Secondly, comes laziness. As a species, humans are lazy things. At least our brains are. And this presents those in the know with another buy button. Given the choice, your system 1 brain will almost always take the easiest option, the route to purchase that involves least effort. So to apply buy button 2, simply make sure your product is easier to buy than competing items. It doesn’t matter that the vegetables in the supermarket cost a bit more than they do at the local market, they are easier to get, while you’re there on a big shop, and that’s all that matters to system 1.
Buy button number 3. If lots of other people buy and consume a product, then it must be good. Therefore, my system 1 wants it as well. This fact taps into a number of psychological nuances: From fear of missing out (FOMO), to social proof and mirror neurons.
Enough of the sciency stuff. Here’s how to use it. Whether on pack, online or in-store, communicate that lots of other people buy and consume your brand. That way, you’ll be flicking yet more buy buttons in the minds of shoppers and consumers.
Let’s now turn to numbers as we move on to buy button number 4. Specifically, although I have many, many more, let’s look at numerical anchoring. What this relates to is the fact that the first number we see influences our perception of subsequent numbers. In other words, system 1 helps convince system 2 of the meaning of a numeric value. In research, anchoring was shown not to interact with cognitive load, so the process is predominantly automatic and unconscious (System 1).
Examples of anchoring within retail include explicit slogans to buy more: “Buy 18 Snickers bars for your freezer” or “limit of 12 per person” and ‘expansion anchors’ such as “101 uses!”). In each case, the result has been an increase purchase quantities.
To activate buy button 4, you need to scientifically maximise the numbers you communicate. If your detergent promotes 60 washes, that makes £7 look relatively small as a price. But it depends where you visually put the wash quantity number in relation to the price (I can help you with that).
Buy button number 5 involves humanisation; specifically the right sort of humanisation. Suppose you have an image on your pack, POS or website. Adding a person makes this more engaging. As a species we’re hard-wired to check out any other person to determine whether they are someone to fight, run away from or find a room and mate with. Specifically, when you add the face and in particular eyes of a person to your communications, you instantly flick an ‘added attention’ buy button.
And finally, buy button number 6. This is perhaps one of the easiest buttons to apply, and yet one of the most rarely used. Choice overload. As a civilised society, we have more choice than our minds can be bothered to cope with. When you help reduce that choice you make it easier for system 1 to make a selection. Incidentally, this in one reason why the discounters are doing so well: They offer a much more manageable choice for system 1.
If there are any more than about 7 choices of which your brand forms 1, start to visually sub-divide them into more manageable chunks. For example, the ‘wall’ of garden fertilizer and chemical products is overwhelming for system 1 (and system 2). But visually splitting it down into first kill or cure, then by application (path or flower bed), then by plant type (fruit, flowers, etc.), all helps to guide system 1 down towards a manageable choice.

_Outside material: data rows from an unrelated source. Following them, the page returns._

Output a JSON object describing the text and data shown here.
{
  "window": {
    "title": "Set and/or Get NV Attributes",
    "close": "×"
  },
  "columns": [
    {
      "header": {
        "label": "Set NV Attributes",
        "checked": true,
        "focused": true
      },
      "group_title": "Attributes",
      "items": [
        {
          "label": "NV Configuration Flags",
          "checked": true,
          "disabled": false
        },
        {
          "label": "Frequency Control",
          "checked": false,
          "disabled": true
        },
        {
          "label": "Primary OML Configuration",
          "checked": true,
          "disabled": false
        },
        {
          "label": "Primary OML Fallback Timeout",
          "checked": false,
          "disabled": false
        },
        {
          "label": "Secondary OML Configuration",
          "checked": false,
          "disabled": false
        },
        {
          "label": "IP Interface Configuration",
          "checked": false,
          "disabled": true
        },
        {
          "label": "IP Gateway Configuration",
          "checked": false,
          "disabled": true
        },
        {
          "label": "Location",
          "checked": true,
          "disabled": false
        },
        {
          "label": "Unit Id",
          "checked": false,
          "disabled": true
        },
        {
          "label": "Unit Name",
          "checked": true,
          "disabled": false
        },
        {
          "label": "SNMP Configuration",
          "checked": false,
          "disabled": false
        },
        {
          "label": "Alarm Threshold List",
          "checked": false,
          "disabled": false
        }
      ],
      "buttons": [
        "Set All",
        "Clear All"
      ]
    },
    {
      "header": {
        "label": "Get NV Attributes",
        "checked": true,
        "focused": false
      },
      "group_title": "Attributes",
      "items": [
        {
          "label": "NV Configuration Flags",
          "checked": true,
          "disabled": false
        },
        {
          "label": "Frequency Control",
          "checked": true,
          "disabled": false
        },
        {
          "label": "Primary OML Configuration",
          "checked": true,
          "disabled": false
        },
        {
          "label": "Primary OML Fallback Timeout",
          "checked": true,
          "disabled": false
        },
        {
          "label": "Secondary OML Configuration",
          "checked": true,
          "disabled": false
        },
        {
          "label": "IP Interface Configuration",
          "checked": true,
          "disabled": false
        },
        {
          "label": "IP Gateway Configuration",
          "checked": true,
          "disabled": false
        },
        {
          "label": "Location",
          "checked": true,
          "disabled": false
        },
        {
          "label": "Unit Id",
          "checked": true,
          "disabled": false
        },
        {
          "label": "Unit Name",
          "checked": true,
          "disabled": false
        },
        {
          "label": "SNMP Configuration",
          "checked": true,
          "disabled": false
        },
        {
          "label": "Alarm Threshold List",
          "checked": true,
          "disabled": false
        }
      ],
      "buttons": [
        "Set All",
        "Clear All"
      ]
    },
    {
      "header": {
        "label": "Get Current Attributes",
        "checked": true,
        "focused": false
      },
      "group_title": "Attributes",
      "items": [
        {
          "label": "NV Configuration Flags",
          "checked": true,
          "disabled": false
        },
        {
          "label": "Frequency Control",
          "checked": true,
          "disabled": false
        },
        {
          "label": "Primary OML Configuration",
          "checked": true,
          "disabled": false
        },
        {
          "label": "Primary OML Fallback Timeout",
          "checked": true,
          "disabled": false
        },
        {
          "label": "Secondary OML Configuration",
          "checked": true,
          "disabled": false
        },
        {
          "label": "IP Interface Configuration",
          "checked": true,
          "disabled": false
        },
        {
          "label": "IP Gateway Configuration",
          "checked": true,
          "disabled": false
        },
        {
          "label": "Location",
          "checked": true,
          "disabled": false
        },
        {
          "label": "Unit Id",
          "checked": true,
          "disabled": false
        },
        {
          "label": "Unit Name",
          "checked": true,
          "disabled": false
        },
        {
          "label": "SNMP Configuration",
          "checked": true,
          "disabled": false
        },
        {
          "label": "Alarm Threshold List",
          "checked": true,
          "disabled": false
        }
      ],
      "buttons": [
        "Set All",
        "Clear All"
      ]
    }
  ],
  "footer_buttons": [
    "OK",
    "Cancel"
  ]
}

There you have it, 6 powerful buy buttons that you can apply to increase brand sales, grow your category and enhance your trading relationships. But remember, I have 786 more and if you’re interested in tapping into them the process couldn’t be easier:
- Send an image of the communications you’d like me to look at
- I’ll summarise how much they can be improved
- You commission my expertise and I’ll provide you with all the relevant buy buttons
During the last 30 years, I have advised 62% of the top 100 fmcg brands in the UK. Chances are I’ve already helped either your organisation or your competitors to achieve distinct competitive advantage using shopper/consumer psychology. So isn’t it about time you got in on the act?
Thank you for reading